How to Keep Your Halloween Jack-o-Lantern Looking Fresh and Teach Your Kids a Little Science in the Process
Carving Jack-o-lanterns is a fun Halloween tradition. Whether you transform your pumpkin into an exquisite work of art or a sweet smiley face with triangle eyes, preserving your Jack-o-lantern from mold and mildew can be tricky. But here’s a Halloween treat of a hint: Jack-o-lanterns can be preserved for a short time with the help of a dilute solution of chlorine bleach.
The directions below are based on a recommended procedure found on the Clorox website for extending the “porch life” of your Jack-o-lantern.

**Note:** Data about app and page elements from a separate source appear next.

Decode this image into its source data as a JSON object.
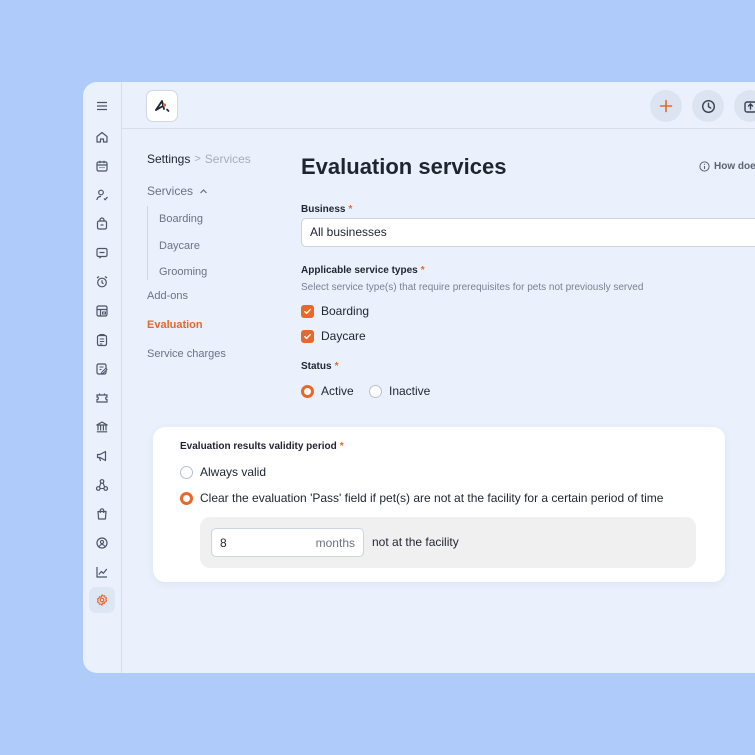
{
  "topbar": {
    "add_icon": "plus-icon",
    "history_icon": "clock-icon",
    "export_icon": "export-icon"
  },
  "breadcrumb": {
    "root": "Settings",
    "separator": ">",
    "current": "Services"
  },
  "subnav": {
    "group_label": "Services",
    "sub_items": [
      "Boarding",
      "Daycare",
      "Grooming"
    ],
    "items": [
      "Add-ons",
      "Evaluation",
      "Service charges"
    ],
    "active_item": "Evaluation"
  },
  "main": {
    "title": "Evaluation services",
    "help_link": "How doe",
    "business": {
      "label": "Business",
      "value": "All businesses"
    },
    "service_types": {
      "label": "Applicable service types",
      "hint": "Select service type(s) that require prerequisites for pets not previously served",
      "options": [
        {
          "label": "Boarding",
          "checked": true
        },
        {
          "label": "Daycare",
          "checked": true
        }
      ]
    },
    "status": {
      "label": "Status",
      "options": [
        {
          "label": "Active",
          "selected": true
        },
        {
          "label": "Inactive",
          "selected": false
        }
      ]
    },
    "validity": {
      "label": "Evaluation results validity period",
      "options": [
        {
          "label": "Always valid",
          "selected": false
        },
        {
          "label": "Clear the evaluation 'Pass' field if pet(s) are not at the facility for a certain period of time",
          "selected": true
        }
      ],
      "duration_value": "8",
      "duration_unit": "months",
      "duration_suffix": "not at the facility"
    }
  },
  "colors": {
    "accent": "#e8672a",
    "background": "#aecbfa",
    "panel": "#eaf1fc"
  }
}
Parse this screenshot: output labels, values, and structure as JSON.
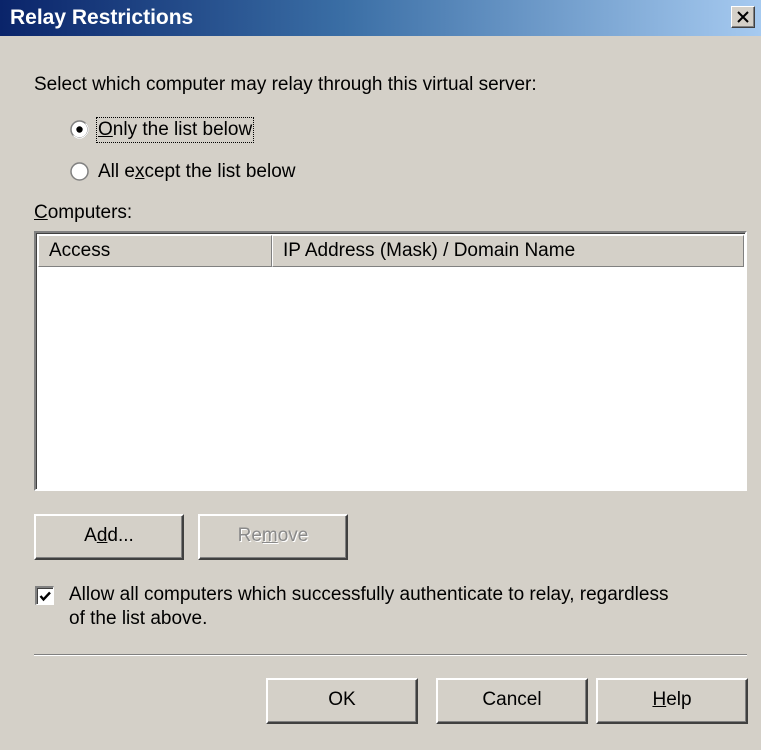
{
  "window": {
    "title": "Relay Restrictions"
  },
  "intro_text": "Select which computer may relay through this virtual server:",
  "radio_options": [
    {
      "pre": "",
      "mnemonic": "O",
      "post": "nly the list below",
      "selected": true
    },
    {
      "pre": "All e",
      "mnemonic": "x",
      "post": "cept the list below",
      "selected": false
    }
  ],
  "computers_label": {
    "mnemonic": "C",
    "post": "omputers:"
  },
  "list": {
    "columns": [
      "Access",
      "IP Address (Mask) / Domain Name"
    ],
    "rows": []
  },
  "buttons": {
    "add": {
      "pre": "A",
      "mnemonic": "d",
      "post": "d..."
    },
    "remove": {
      "pre": "Re",
      "mnemonic": "m",
      "post": "ove",
      "enabled": false
    },
    "ok": "OK",
    "cancel": "Cancel",
    "help": {
      "mnemonic": "H",
      "post": "elp"
    }
  },
  "checkbox": {
    "checked": true,
    "line1": "Allow all computers which successfully authenticate to relay, regardless",
    "line2": "of the list above."
  },
  "colors": {
    "title_bar_start": "#0a246a",
    "title_bar_end": "#a6caf0",
    "dialog_bg": "#d4d0c8"
  }
}
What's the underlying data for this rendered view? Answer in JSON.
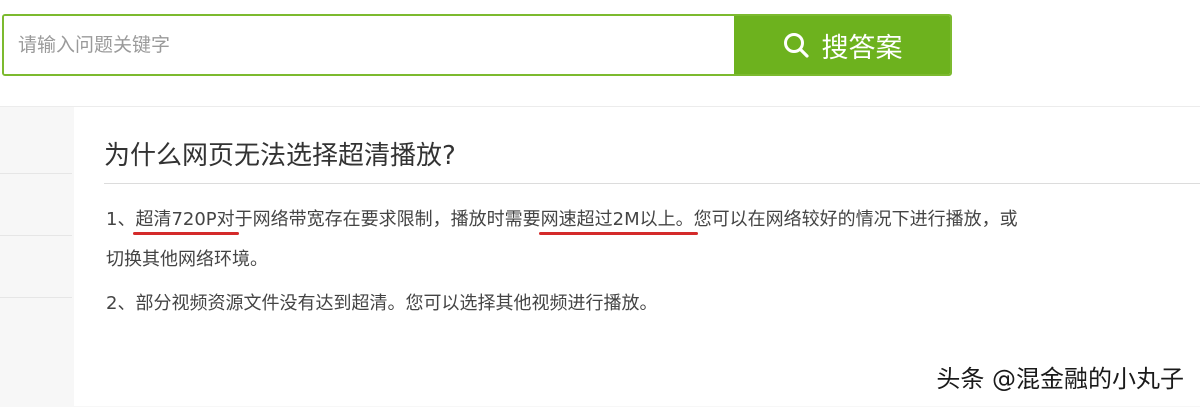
{
  "search": {
    "placeholder": "请输入问题关键字",
    "button_label": "搜答案",
    "accent_color": "#6db21e",
    "button_icon": "search-icon"
  },
  "question": {
    "title": "为什么网页无法选择超清播放?"
  },
  "answer": {
    "line1": {
      "prefix": "1、",
      "highlight_a": "超清720P对",
      "middle": "于网络带宽存在要求限制，播放时需要",
      "highlight_b": "网速超过2M以上。",
      "suffix": "您可以在网络较好的情况下进行播放，或"
    },
    "line1_cont": "切换其他网络环境。",
    "line2": "2、部分视频资源文件没有达到超清。您可以选择其他视频进行播放。",
    "highlight_color": "#d42a2a"
  },
  "watermark": "头条 @混金融的小丸子"
}
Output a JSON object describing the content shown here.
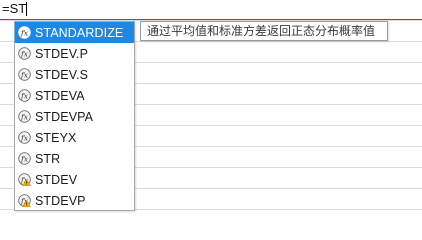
{
  "formula_bar": {
    "text": "=ST"
  },
  "autocomplete": {
    "items": [
      {
        "label": "STANDARDIZE",
        "icon": "function-icon",
        "selected": true,
        "warning": false
      },
      {
        "label": "STDEV.P",
        "icon": "function-icon",
        "selected": false,
        "warning": false
      },
      {
        "label": "STDEV.S",
        "icon": "function-icon",
        "selected": false,
        "warning": false
      },
      {
        "label": "STDEVA",
        "icon": "function-icon",
        "selected": false,
        "warning": false
      },
      {
        "label": "STDEVPA",
        "icon": "function-icon",
        "selected": false,
        "warning": false
      },
      {
        "label": "STEYX",
        "icon": "function-icon",
        "selected": false,
        "warning": false
      },
      {
        "label": "STR",
        "icon": "function-icon",
        "selected": false,
        "warning": false
      },
      {
        "label": "STDEV",
        "icon": "compat-function-warning-icon",
        "selected": false,
        "warning": true
      },
      {
        "label": "STDEVP",
        "icon": "compat-function-warning-icon",
        "selected": false,
        "warning": true
      }
    ]
  },
  "tooltip": {
    "text": "通过平均值和标准方差返回正态分布概率值"
  },
  "colors": {
    "selection": "#1e88e5",
    "formula_underline": "#2e7d32",
    "gridline": "#dcdcdc",
    "warning": "#f5b400"
  }
}
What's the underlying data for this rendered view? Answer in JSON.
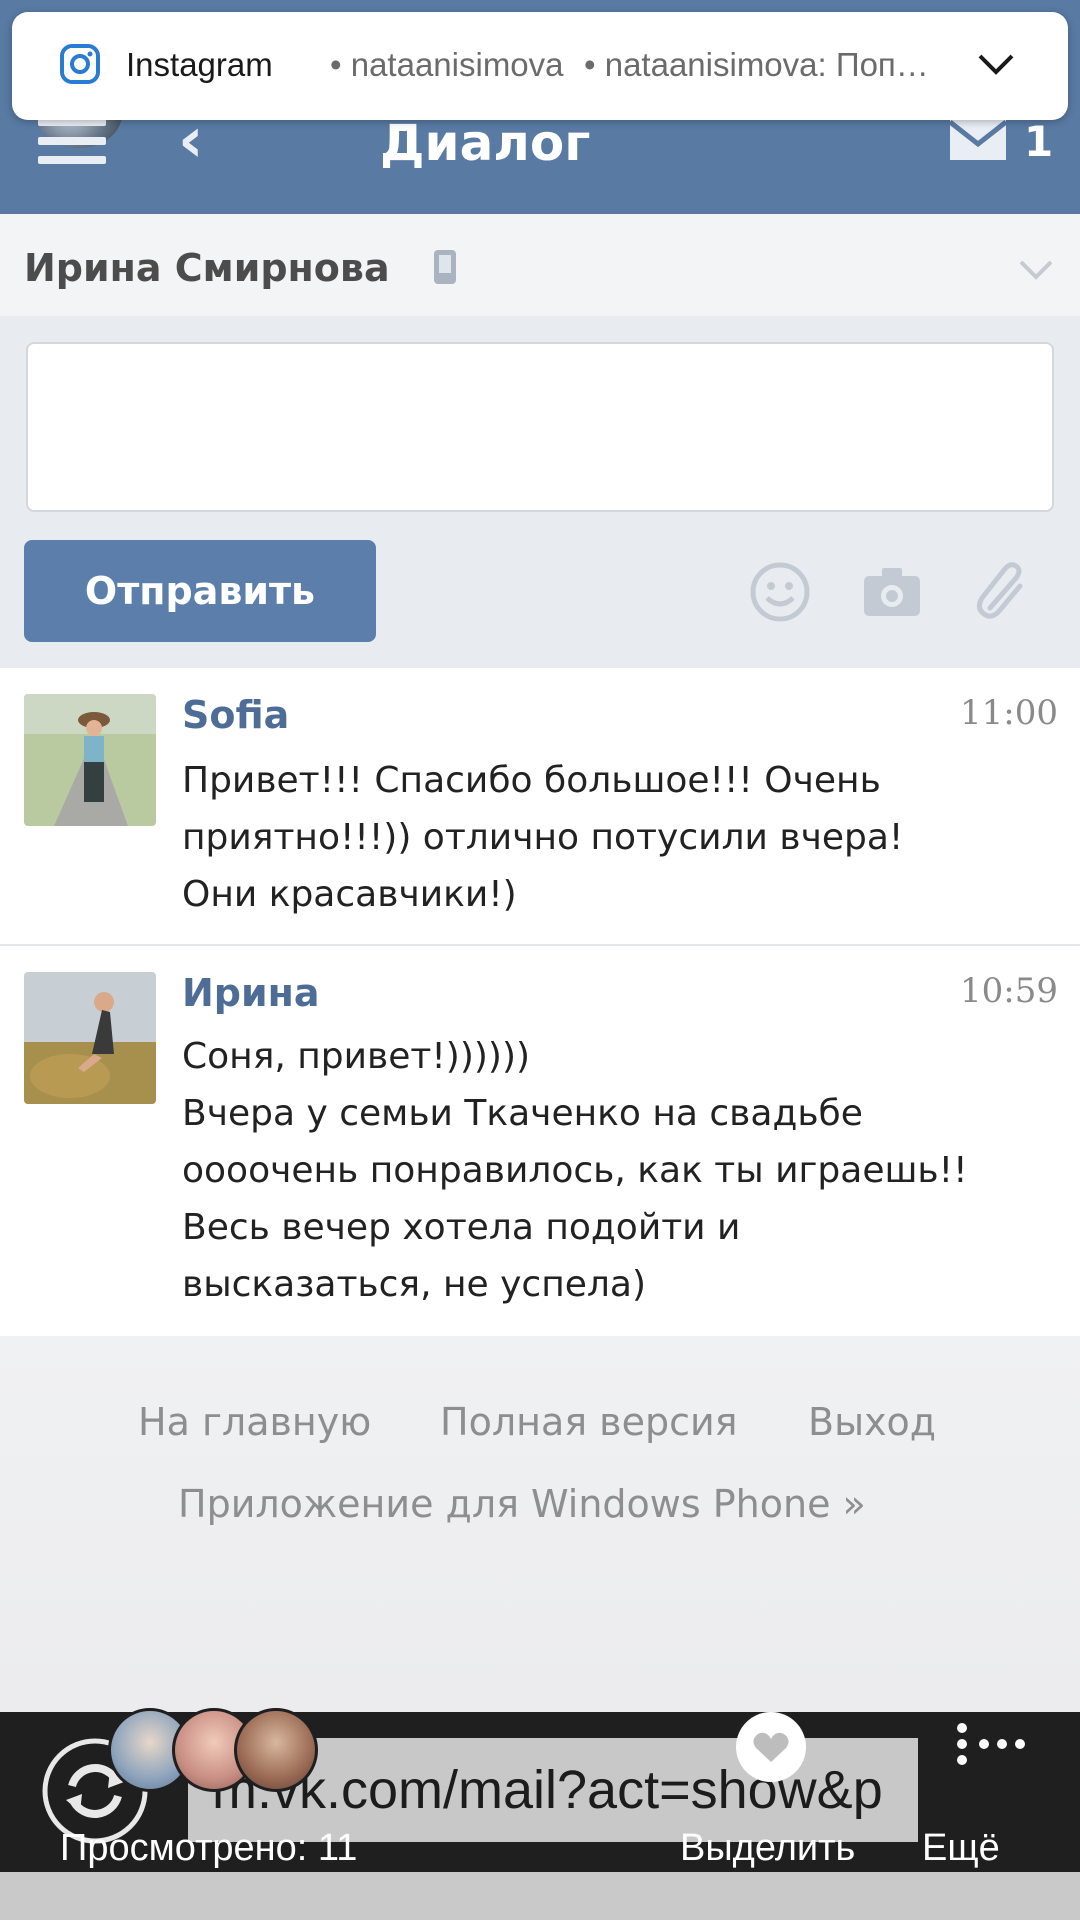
{
  "notification": {
    "app": "Instagram",
    "user": "• nataanisimova",
    "message": "• nataanisimova: Поп…"
  },
  "header": {
    "title": "Диалог",
    "mail_count": "1",
    "colors": {
      "bar": "#587aa3"
    }
  },
  "dialog": {
    "partner_name": "Ирина Смирнова"
  },
  "compose": {
    "placeholder": "",
    "send_label": "Отправить",
    "tools": [
      "smiley-icon",
      "camera-icon",
      "paperclip-icon"
    ]
  },
  "messages": [
    {
      "author": "Sofia",
      "time": "11:00",
      "text": "Привет!!! Спасибо большое!!! Очень\nприятно!!!)) отлично потусили вчера!\nОни красавчики!)"
    },
    {
      "author": "Ирина",
      "time": "10:59",
      "text": "Соня, привет!))))))\nВчера у семьи Ткаченко на свадьбе\nоооочень понравилось, как ты играешь!!\nВесь вечер хотела подойти и\nвысказаться, не успела)"
    }
  ],
  "footer": {
    "home": "На главную",
    "full_version": "Полная версия",
    "logout": "Выход",
    "app_link": "Приложение для Windows Phone »"
  },
  "story": {
    "url": "m.vk.com/mail?act=show&p",
    "viewed": "Просмотрено: 11",
    "highlight": "Выделить",
    "more": "Ещё"
  }
}
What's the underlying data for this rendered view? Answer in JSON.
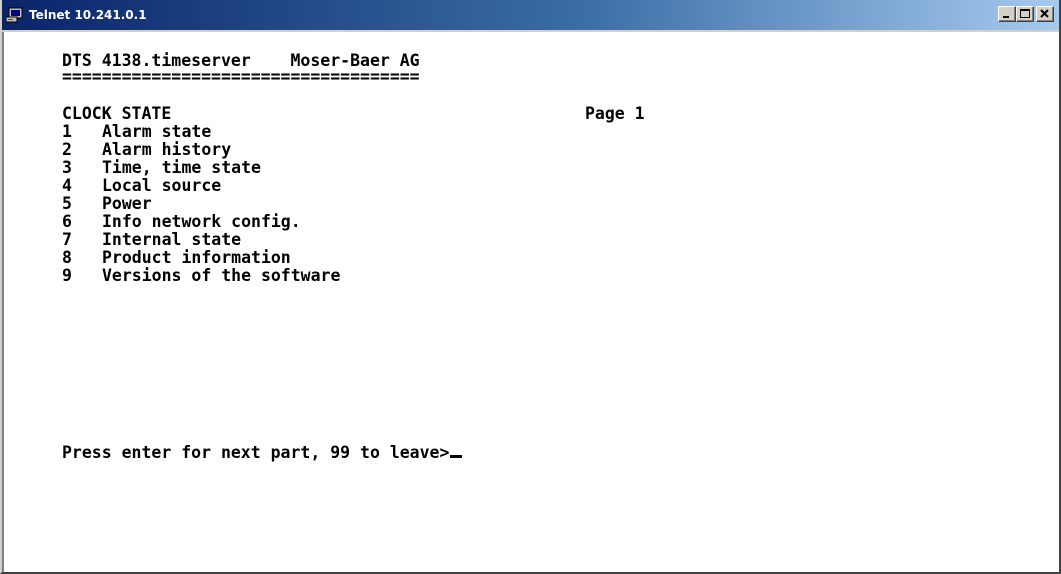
{
  "window": {
    "title": "Telnet 10.241.0.1"
  },
  "terminal": {
    "header": "DTS 4138.timeserver    Moser-Baer AG",
    "separator": "====================================",
    "section_title": "CLOCK STATE",
    "page_label": "Page 1",
    "menu_items": [
      {
        "num": "1",
        "label": "Alarm state"
      },
      {
        "num": "2",
        "label": "Alarm history"
      },
      {
        "num": "3",
        "label": "Time, time state"
      },
      {
        "num": "4",
        "label": "Local source"
      },
      {
        "num": "5",
        "label": "Power"
      },
      {
        "num": "6",
        "label": "Info network config."
      },
      {
        "num": "7",
        "label": "Internal state"
      },
      {
        "num": "8",
        "label": "Product information"
      },
      {
        "num": "9",
        "label": "Versions of the software"
      }
    ],
    "prompt": "Press enter for next part, 99 to leave>"
  },
  "icons": {
    "app": "telnet-icon",
    "minimize": "minimize-icon",
    "maximize": "maximize-icon",
    "close": "close-icon"
  },
  "colors": {
    "titlebar_start": "#0a246a",
    "titlebar_end": "#a6caf0",
    "terminal_bg": "#ffffff",
    "terminal_fg": "#000000"
  }
}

- After cutting the top of your pumpkin off, use a spoon to remove seeds and stringy fibers from the inside of the pumpkin and the underside of its top. (If you have one, a grapefruit spoon – with a serrated edge – is a great tool to help dislodge fibers.) Consider collecting the pumpkin seeds for roasting and snacking.
- Rinse the inside and outside of the pumpkin with tap water.
- Carve your Jack-o-lantern masterpiece.
- In a 5-gallon bucket or a large sink, prepare a solution of 4.5 teaspoons of 6% bleach in 3 gallons of water.
- Immerse your Jack-o-lantern into the solution and stir it around to ensure 2 full minutes of contact of every part of the Jack-o-lantern with the solution; remember to immerse the Jack-o-lantern top too. The Jack-o-lantern will float, so keep pushing it down with a spatula or your plastic-gloved hand to ensure full immersion.
- Remove the Jack-o-lantern and its top from the solution and place them on newspaper or paper towels to dry.
- Pour the bleach solution down the drain. (Once used, the solution will not last for a repeat treatment in a few days – a new solution will have to be made.)
When the kids ask you why you are dunking their poor Jack-o-lantern in a bucket or sink full of bleach solution, seize the moment to impart a brief science lesson, complete with Halloween themes of decay and vampire-like attack. Here are your “talking points”:
- Pumpkins, like all vegetation, decay slowly over time. Carving a pumpkin speeds up the decay process because:
- You have cut into the fruit, exposing the inner “flesh” to oxygen in the air. Oxygen combines with some of the chemical substances in the flesh of the pumpkin, breaking them down chemically. [And, yes, pumpkins are classified as fruit because they have multiple seeds, which you will be confronted with in droves when you carve yours! They make a wonderful snack.]
- In the process of cutting into the pumpkin, you have likely transferred bacteria from the outer surface of the pumpkin to the inner flesh (although there may be fewer bacteria as a result of your rinsing the pumpkin before carving). Those bacteria that “hitched a ride” on your carving knife assist in the decay process by “feeding,” vampire-like, on chemical substances in the pumpkin such as natural sugars.
- Dunking your Jack-o-lantern into a solution of chlorine bleach helps destroy “vampire” bacteria and mold, thereby helping to preserve it a bit longer on the front porch. With any luck, and especially if the outside temperature does not run too high, your “treated” Jack-o-lantern will be in fine shape for Halloween. [Most chemical reactions run faster when the temperature rises; cold slows them down, which helps preserve the Jack-o-lantern.] Storing your Jack-o-lantern in the fridge for a few days is certainly an option, if you have the space!
Here’s to a fun-filled Halloween!
Linda F. Golodner is President Emeritus of the National Consumers League and Vice Chair of the Water Quality & Health Council.